Every line with "meta" in it must be copied from the data.

Data items:

== Segment start ==

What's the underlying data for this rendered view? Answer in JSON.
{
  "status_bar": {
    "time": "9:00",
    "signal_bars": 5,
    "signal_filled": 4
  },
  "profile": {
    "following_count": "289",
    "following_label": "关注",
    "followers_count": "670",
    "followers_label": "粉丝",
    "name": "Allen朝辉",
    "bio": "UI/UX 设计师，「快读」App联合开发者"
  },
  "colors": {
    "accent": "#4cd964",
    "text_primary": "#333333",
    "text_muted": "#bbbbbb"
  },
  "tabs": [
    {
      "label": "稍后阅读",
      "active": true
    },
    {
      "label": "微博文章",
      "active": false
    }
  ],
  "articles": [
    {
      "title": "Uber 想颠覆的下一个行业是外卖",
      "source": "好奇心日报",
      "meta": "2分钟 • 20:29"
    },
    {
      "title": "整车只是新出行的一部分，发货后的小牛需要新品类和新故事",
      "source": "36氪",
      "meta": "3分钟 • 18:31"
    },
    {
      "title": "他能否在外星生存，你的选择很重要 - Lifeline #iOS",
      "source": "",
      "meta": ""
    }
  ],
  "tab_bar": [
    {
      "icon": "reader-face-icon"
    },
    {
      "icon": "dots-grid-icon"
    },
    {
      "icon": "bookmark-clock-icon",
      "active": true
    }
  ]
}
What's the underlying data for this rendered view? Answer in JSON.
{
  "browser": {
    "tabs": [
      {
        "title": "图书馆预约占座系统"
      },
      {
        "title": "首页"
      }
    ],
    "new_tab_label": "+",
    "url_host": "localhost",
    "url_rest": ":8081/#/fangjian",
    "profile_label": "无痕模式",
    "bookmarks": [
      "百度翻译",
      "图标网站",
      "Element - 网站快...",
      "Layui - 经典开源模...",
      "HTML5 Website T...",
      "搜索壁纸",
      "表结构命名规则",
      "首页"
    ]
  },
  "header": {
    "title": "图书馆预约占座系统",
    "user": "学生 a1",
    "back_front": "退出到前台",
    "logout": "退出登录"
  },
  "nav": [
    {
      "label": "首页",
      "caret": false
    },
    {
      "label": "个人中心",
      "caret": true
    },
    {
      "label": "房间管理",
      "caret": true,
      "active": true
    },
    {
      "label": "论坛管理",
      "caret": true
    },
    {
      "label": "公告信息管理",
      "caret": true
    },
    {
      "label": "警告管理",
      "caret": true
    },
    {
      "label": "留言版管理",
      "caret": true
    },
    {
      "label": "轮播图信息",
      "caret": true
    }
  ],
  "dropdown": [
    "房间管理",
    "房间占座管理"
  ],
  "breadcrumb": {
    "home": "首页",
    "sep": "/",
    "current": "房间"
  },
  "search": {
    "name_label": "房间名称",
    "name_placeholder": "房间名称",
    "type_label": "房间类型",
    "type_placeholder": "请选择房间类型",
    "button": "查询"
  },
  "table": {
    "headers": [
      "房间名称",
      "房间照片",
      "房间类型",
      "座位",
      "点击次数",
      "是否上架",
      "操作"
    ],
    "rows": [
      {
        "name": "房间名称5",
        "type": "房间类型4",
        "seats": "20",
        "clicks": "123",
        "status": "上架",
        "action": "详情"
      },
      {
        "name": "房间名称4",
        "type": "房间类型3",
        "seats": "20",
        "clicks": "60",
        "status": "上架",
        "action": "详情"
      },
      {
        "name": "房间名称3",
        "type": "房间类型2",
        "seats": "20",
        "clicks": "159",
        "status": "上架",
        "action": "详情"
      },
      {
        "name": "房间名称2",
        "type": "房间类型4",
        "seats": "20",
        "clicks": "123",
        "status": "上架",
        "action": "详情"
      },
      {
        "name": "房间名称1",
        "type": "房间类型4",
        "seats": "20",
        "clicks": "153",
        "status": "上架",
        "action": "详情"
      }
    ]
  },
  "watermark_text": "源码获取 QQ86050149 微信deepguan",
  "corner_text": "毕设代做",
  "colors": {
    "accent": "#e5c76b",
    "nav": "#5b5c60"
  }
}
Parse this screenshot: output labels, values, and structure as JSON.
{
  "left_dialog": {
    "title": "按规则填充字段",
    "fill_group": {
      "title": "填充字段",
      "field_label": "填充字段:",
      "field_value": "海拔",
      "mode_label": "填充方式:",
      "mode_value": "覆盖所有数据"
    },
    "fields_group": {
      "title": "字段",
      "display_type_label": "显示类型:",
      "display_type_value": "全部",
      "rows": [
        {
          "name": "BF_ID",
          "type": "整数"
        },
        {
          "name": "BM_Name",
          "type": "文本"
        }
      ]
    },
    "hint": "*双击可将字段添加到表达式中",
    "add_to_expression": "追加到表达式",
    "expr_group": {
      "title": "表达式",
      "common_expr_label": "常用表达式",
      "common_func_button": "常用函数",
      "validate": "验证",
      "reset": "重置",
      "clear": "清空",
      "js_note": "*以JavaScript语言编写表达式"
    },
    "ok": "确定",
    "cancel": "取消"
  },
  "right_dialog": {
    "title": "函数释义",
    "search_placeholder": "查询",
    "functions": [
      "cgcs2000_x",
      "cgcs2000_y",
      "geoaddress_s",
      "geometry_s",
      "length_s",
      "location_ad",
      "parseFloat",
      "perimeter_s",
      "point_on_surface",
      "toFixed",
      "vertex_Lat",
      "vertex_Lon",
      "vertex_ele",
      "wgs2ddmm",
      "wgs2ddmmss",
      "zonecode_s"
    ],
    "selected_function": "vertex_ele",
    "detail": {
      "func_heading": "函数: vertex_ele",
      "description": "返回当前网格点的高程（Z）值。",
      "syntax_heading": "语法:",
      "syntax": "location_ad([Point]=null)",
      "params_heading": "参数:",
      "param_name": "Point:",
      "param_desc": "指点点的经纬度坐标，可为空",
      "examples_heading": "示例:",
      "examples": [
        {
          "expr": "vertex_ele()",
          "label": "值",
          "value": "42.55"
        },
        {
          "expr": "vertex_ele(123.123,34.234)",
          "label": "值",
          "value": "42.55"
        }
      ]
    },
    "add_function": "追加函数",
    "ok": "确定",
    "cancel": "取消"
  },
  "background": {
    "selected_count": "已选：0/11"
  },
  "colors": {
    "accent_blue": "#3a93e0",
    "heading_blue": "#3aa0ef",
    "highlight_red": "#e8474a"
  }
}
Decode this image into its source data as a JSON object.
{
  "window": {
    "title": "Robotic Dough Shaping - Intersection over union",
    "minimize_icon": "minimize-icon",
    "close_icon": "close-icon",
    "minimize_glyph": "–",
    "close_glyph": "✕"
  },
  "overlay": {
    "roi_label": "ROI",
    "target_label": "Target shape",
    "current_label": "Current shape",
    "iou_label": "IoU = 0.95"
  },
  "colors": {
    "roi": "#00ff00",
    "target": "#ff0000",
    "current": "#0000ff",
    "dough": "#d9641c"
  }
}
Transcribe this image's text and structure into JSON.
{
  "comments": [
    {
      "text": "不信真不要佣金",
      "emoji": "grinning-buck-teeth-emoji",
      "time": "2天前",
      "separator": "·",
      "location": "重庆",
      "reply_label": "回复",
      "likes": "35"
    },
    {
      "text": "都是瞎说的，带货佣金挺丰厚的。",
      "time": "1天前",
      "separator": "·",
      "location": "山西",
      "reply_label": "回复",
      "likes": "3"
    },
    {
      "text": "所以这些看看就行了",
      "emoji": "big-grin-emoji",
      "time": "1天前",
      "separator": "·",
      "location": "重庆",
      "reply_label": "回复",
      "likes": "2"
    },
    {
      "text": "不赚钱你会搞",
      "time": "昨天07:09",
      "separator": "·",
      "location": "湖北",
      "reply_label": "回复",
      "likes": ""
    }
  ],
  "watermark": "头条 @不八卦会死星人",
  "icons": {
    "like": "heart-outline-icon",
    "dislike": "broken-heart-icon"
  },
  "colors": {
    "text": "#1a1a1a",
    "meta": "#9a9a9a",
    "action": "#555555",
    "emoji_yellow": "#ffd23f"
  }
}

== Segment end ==

*RESPONSE*:
      "meta": "2分钟 • 20:29"
      "meta": "3分钟 • 18:31"
      "meta": ""
    "meta": "#9a9a9a",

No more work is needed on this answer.